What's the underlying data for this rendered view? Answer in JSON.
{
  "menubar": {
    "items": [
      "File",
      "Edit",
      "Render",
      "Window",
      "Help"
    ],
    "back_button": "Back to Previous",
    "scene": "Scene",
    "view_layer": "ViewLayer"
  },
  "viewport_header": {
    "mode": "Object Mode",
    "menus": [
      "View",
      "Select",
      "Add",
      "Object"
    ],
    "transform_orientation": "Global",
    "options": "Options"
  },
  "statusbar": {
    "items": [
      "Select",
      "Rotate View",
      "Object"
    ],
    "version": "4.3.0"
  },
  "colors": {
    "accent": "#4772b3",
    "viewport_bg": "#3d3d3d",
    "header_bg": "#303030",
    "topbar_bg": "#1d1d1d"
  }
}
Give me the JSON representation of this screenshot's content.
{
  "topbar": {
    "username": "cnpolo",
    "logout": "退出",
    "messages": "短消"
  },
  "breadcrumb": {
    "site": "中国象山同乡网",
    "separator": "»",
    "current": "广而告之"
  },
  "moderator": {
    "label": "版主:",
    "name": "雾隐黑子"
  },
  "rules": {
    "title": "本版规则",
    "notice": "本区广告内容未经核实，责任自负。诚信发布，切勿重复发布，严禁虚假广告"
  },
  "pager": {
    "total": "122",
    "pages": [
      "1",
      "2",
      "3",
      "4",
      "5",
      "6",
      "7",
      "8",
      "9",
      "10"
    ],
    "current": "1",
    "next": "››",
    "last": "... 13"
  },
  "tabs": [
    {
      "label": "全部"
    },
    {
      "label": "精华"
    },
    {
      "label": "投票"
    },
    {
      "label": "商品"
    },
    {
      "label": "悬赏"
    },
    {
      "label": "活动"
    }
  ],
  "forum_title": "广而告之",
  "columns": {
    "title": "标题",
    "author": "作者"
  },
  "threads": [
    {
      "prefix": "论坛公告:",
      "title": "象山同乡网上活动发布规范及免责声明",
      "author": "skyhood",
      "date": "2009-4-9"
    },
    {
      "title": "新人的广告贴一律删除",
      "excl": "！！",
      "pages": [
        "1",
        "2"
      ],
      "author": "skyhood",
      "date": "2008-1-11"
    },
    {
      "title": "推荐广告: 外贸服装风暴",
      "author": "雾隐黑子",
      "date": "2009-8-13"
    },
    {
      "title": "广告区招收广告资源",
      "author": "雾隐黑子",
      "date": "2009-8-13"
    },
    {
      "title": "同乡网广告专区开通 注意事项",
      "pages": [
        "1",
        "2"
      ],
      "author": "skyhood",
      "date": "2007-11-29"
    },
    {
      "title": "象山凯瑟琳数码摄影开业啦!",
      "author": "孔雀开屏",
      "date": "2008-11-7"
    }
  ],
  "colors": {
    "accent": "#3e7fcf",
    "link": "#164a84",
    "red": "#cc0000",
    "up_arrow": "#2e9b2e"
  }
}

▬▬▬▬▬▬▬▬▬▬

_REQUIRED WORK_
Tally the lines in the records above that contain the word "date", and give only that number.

_RESULT_
6